### Task description
Your answer must be an exact copy of the records, minus any pictures.

+++ Data for the task

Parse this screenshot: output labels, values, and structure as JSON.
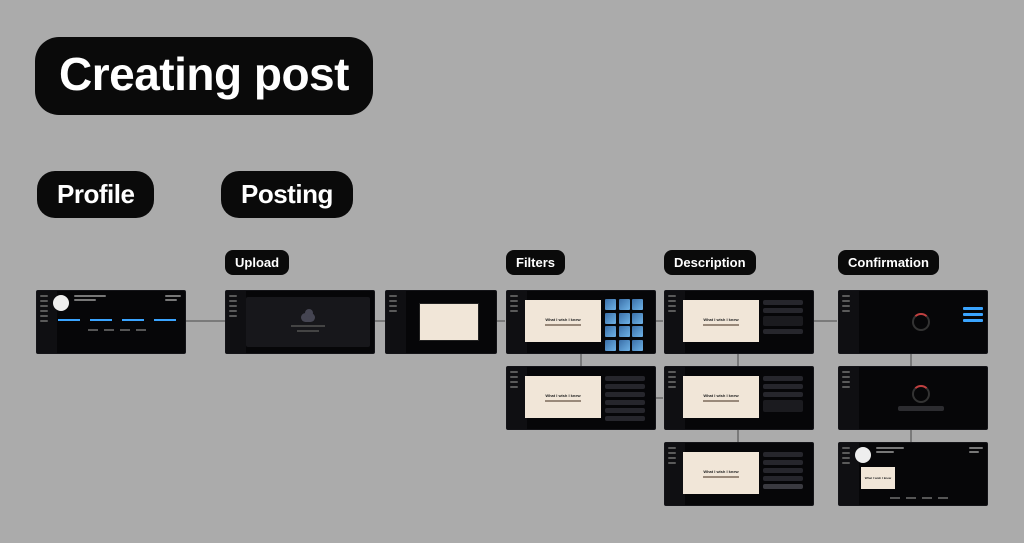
{
  "title": "Creating post",
  "sections": {
    "profile": "Profile",
    "posting": "Posting"
  },
  "steps": {
    "upload": "Upload",
    "filters": "Filters",
    "description": "Description",
    "confirmation": "Confirmation"
  },
  "mockCopy": {
    "bannerHeadline": "What I wish I knew",
    "bannerSub": "about figma &amp; UXUI"
  },
  "flow": {
    "columns": [
      {
        "id": "profile",
        "label": "Profile",
        "screens": 1
      },
      {
        "id": "upload",
        "label": "Upload",
        "screens": 2
      },
      {
        "id": "filters",
        "label": "Filters",
        "screens": 2
      },
      {
        "id": "description",
        "label": "Description",
        "screens": 3
      },
      {
        "id": "confirmation",
        "label": "Confirmation",
        "screens": 3
      }
    ],
    "edges": [
      [
        "profile.0",
        "upload.0"
      ],
      [
        "upload.0",
        "upload.1"
      ],
      [
        "upload.1",
        "filters.0"
      ],
      [
        "filters.0",
        "filters.1"
      ],
      [
        "filters.0",
        "description.0"
      ],
      [
        "description.0",
        "description.1"
      ],
      [
        "description.1",
        "description.2"
      ],
      [
        "description.0",
        "confirmation.0"
      ],
      [
        "confirmation.0",
        "confirmation.1"
      ],
      [
        "confirmation.1",
        "confirmation.2"
      ]
    ]
  }
}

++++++

### Exercise output
Parse this screenshot: output labels, values, and structure as JSON.
{
  "title": "Creating post",
  "sections": {
    "profile": "Profile",
    "posting": "Posting"
  },
  "steps": {
    "upload": "Upload",
    "filters": "Filters",
    "description": "Description",
    "confirmation": "Confirmation"
  },
  "mockCopy": {
    "bannerHeadline": "What I wish I knew",
    "bannerSub": "about figma &amp; UXUI"
  },
  "flow": {
    "columns": [
      {
        "id": "profile",
        "label": "Profile",
        "screens": 1
      },
      {
        "id": "upload",
        "label": "Upload",
        "screens": 2
      },
      {
        "id": "filters",
        "label": "Filters",
        "screens": 2
      },
      {
        "id": "description",
        "label": "Description",
        "screens": 3
      },
      {
        "id": "confirmation",
        "label": "Confirmation",
        "screens": 3
      }
    ],
    "edges": [
      [
        "profile.0",
        "upload.0"
      ],
      [
        "upload.0",
        "upload.1"
      ],
      [
        "upload.1",
        "filters.0"
      ],
      [
        "filters.0",
        "filters.1"
      ],
      [
        "filters.0",
        "description.0"
      ],
      [
        "description.0",
        "description.1"
      ],
      [
        "description.1",
        "description.2"
      ],
      [
        "description.0",
        "confirmation.0"
      ],
      [
        "confirmation.0",
        "confirmation.1"
      ],
      [
        "confirmation.1",
        "confirmation.2"
      ]
    ]
  }
}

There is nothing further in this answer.